TCM Restoration & Cleaning Blog

Tips on Vacuuming

Vacuuming is such a common place chore that little thought is given to how it should be done. The IICRC recommends:

  1. With vacuuming – more is better. You cannot over vacuum a carpet. Today’s carpets are designed to hide soil, so soil may not always be visible. Studies conducted by Hoover Vacuum Cleaning Company show that one square foot of carpet can hold up to one pound of dirt and still appear clean.
  2. Thorough vacuuming to remove the pile-damaging soil hidden deep in the carpet takes time. Don’t just groom the surface by removing the large, noticeable debris.
  3. Adjust the beater bar or brush properly for each carpet height. The brush or beater bar should touch the carpet.
  4. Empty or replace the bag often. When a bag is half full – the vacuum efficiency is reduced by 60 to 80%. For maximum efficiency replace bags when they are 2/3 full.
  5. Overall vacuuming is needed, but knowing where to concentrate your efforts is more productive. The majority of soil in carpets is brought in from outside by foot traffic – therefore the highest concentration of dirt is at entrances and high traffic areas. Entry mats help control soil from entering the property.
  6. Hand vacuum the dust and fine particulate soil that builds up around the edges and in the corners of rooms.

Successful vacuuming requires time, proper technique and effective equipment. However, even the most meticulous worker with the best vacuum cleaner cannot remove all the soil in a carpet. A small percentage of the soil is oil-based. This oily residue bonds the particulate soil left after vacuuming to the carpet fibers and causes the appearance of dirty traffic patterns. Vacuuming with consumer vacuum cleaners is ineffective against this oily buildup. Removal requires the periodic service of a certified professional carpet cleaner.

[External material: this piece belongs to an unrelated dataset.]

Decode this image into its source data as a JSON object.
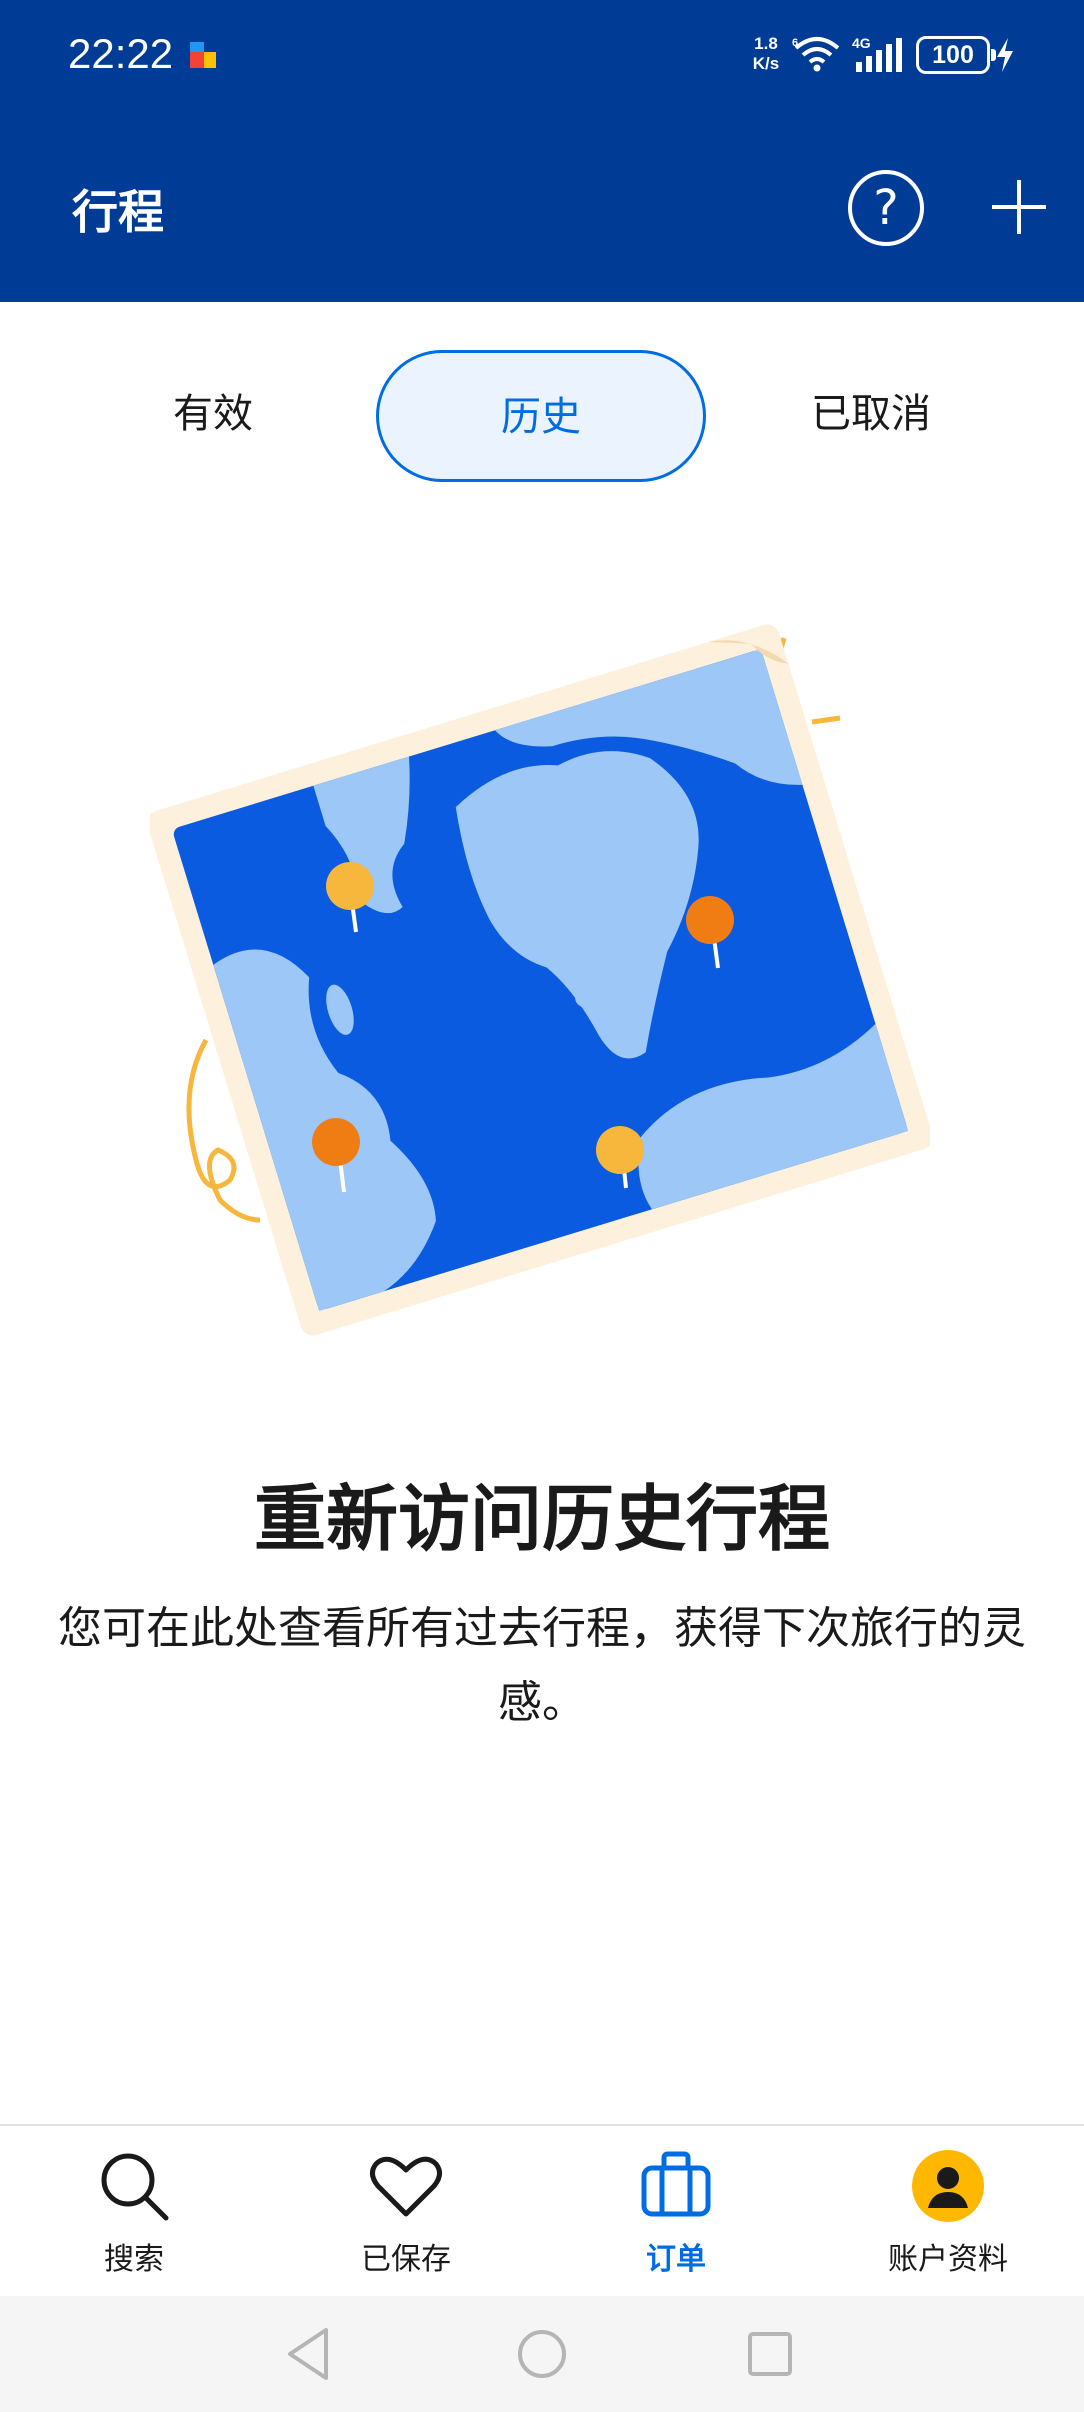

July 27, 2010 Posted by | Anchorage Carpet Cleaning, carpet cleaning, Wasilla Carpet Cleaning | , , , , , , , | Leave a comment

Simple Tip to Prevent Water Damage in Your Home

A simple preventative task you can do to avoid a major water catastrophe in your home  is to to inspect your washing machine. 

Check hoses regularly for bulging, cracking, fraying, and leaks around hose ends.

 Replace the hose if a problem is found or every three to five years as part of a proactive maintenance program.

 To help make sure the hose doesn’t kink, leave at least four inches  between the water connection and the back of the washing machine.

www.tcmrestoration.com

July 22, 2010 Posted by | water damage | , , , , , , , , , , | Leave a comment

What To Do When Water Damage Occurs

 

You arrive home from work to find your home flooded from a broken pipe. You wake up to find that the water line to your washing machine has separated. Your living room looks like a swimming pool. Your brand new carpet and sofa are ruined, right? Maybe not!

There are many ways to treat water-damaged carpet, upholstery and hard flooring. But what can you do while waiting for help to arrive?

The Institute of Inspection, Cleaning and Restoration Certification (IICRC) recommends that you take the following steps while waiting for an IICRC-certified professional.

Stop the source of water flow.

Stay away from contaminated water or electrical hazards.

Move furnishings out of wet areas, or protect legs from moisture absorption with triple-folded aluminum foil.   Pin up draperies and any other upholstery accessories that could get wet.

The IICRC recommends that you do not attempt to treat water damage yourself. To preserve the appearance and life of your carpet and furniture, hire a certified firm. You can be confident that an experienced, qualified professional is restoring your valuable furnishings.

Call TCM Restoration & Cleaning 562-7410 or 373-7410

www.tcmrestoration.com

July 14, 2010 Posted by | water damage | , , , , , , , , , , | 1 Comment